Although I have lived in County Durham for 25 years, there are still local places of interest I have never been to. Two more visited this week in one little outing.
A few miles from Bishop Auckland is the small village of Escomb - its claim to fame is its Saxon church. Well, it's called "Saxon", but the Saxons were never this far north - it was the Angles who settled in this area.
The date of the original building of the church is unknown, but it must have been after the Romans left in about 410 A.D., as the church is made of second-hand (sorry, re-cycled) Roman stone blocks. Other similar churches in Northumbria can be dated to about 675, and Escomb is thought to be earlier than that.
This is a picture of the outside -
The porch, added in the 12th century, has a 17th century sundial above the door, while on the wall of the church, just above the apex of the porch gable end in the photo, is an Anglo-Saxon sundial; there is a snake decoration above it, and it is thought to be the oldest sundial in the country.
The small windows are original, with larger ones being added in the 13th century and the late 18th/early 19th century. Some of the stones in the walls have Roman inscriptions on them, and high on the North wall is a small raised rosette, which is thought to be a pre-Christian sacrificial stone.
Inside, the walls are mostly whitewashed, though a patch high on one wall shows traces of very old painting. There is also part of a painted design on the underside of the chancel arch, perhaps from the 12th century. The chancel arch itself may well be a complete Roman arch.
Behind the altar is a cross which may be older than the church.
In the wall to one side of the altar is a medieval piscina, and at the west end of the church is a font at least 700 years old, and probably more. Both these stone vessels used to drain into the floor of the church, to prevent the holy water from being stolen and used for witchcraft!
When I arrived, the church was locked, and as I was looking round the circular churchyard - indicative of Celtic Christianity - a lady arrived to sweep and dust (as a notice on the gate tells the visitor, the key can be obtained from her house if the church is locked). She seemed pleased to show off the details of the church, including pointing out where the bats roost in the roof and where the vicar had cemented cobbles into the floor to prevent any more being stolen.
It's a lovely simple little place, and the circular churchyard, full of worn and tilting headstones and tall trees, was peaceful.

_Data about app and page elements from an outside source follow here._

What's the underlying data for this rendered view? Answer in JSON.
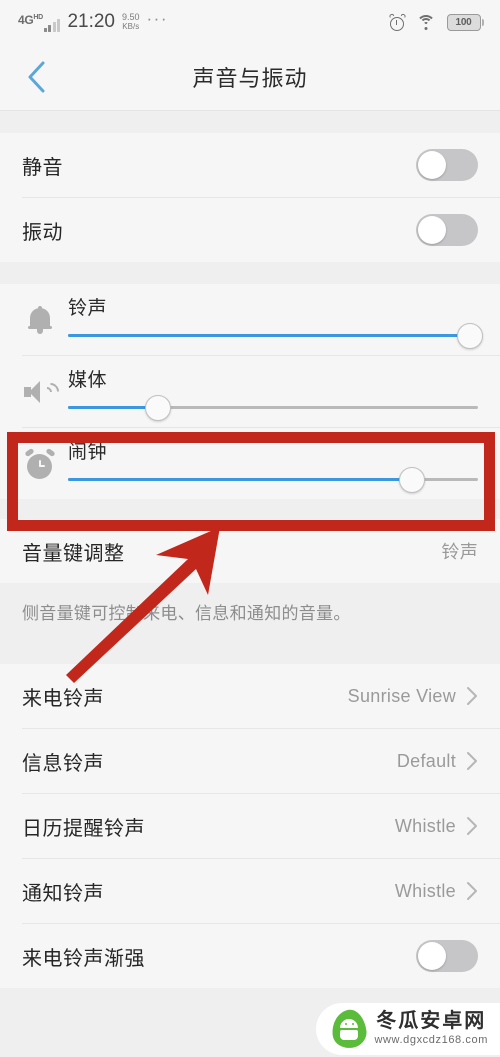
{
  "status_bar": {
    "network_type": "4G",
    "network_type_sup": "HD",
    "time": "21:20",
    "net_speed_value": "9.50",
    "net_speed_unit": "KB/s",
    "overflow_dots": "···",
    "alarm_icon": "alarm-icon",
    "wifi_icon": "wifi-icon",
    "battery_percent": "100"
  },
  "header": {
    "back_icon": "chevron-left-icon",
    "title": "声音与振动"
  },
  "toggles_group": [
    {
      "label": "静音",
      "state": "off"
    },
    {
      "label": "振动",
      "state": "off"
    }
  ],
  "sliders_group": [
    {
      "icon": "bell-icon",
      "label": "铃声",
      "percent": 98
    },
    {
      "icon": "speaker-icon",
      "label": "媒体",
      "percent": 22
    },
    {
      "icon": "alarm-clock-icon",
      "label": "闹钟",
      "percent": 84
    }
  ],
  "volume_key": {
    "label": "音量键调整",
    "value": "铃声",
    "description": "侧音量键可控制来电、信息和通知的音量。"
  },
  "ringtone_rows": [
    {
      "label": "来电铃声",
      "value": "Sunrise View",
      "chevron": "chevron-right-icon"
    },
    {
      "label": "信息铃声",
      "value": "Default",
      "chevron": "chevron-right-icon"
    },
    {
      "label": "日历提醒铃声",
      "value": "Whistle",
      "chevron": "chevron-right-icon"
    },
    {
      "label": "通知铃声",
      "value": "Whistle",
      "chevron": "chevron-right-icon"
    }
  ],
  "last_toggle": {
    "label": "来电铃声渐强",
    "state": "off"
  },
  "annotation": {
    "highlight_color": "#c1271a",
    "target": "闹钟",
    "arrow": "up-right-arrow"
  },
  "watermark": {
    "site_name": "冬瓜安卓网",
    "url": "www.dgxcdz168.com",
    "logo": "android-leaf-logo"
  },
  "theme": {
    "accent": "#3a97e0",
    "card_bg": "#f6f6f6",
    "page_bg": "#efeff0",
    "text_primary": "#262626",
    "text_secondary": "#9a9a9a"
  }
}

As the stones to build the church had come from the Roman fort of Vinovia at Binchester, just a few miles away on the other side of the River Wear, it seemed a good idea to go and have a look round that too.
Approached up a steep and narrow lane, and through the grounds of a boarded up derelict nursing home (which had a long previous history), the site is small and low-key. There's no cafe, but a small car park, a Portaloo, and a bright flowerbed lead you to the hut where a ticket is obtained for a very modest £1 (that's the OAP price - adults pay £2.25).
The baths are supposed to be the best preserved military baths in the country, and are protected from the elements by a large barn . This is a view of the main warm room -
The floor is original Roman concrete, and the lower level, where the hot air circulated, is all original too. The figure in the corner startled me, but he's not original, just a plaster replica.
The layout is easy to see, with warm and hot rooms and cold plunge baths. To one side is another barn set up as a school study area - I did not take advantage of the box of clothes marked "dressing up".
Only a very small part of the fort has been excavated, and as you stand on the boardwalk you can clearly see how the commandant's quarters with the bath-house stood right next to the road -
This is part of the Roman Dere Street, which ran from York to Scotland - on the left is the gutter and on the right are kerb stones. You could almost hear the rattle of cart wheels.
The outline of the ramparts is still visible in the neighbouring field, now the home of some handsome cattle and big fine sheep. Bucolic now, but once a busy army base.
Sic transit gloria mundi.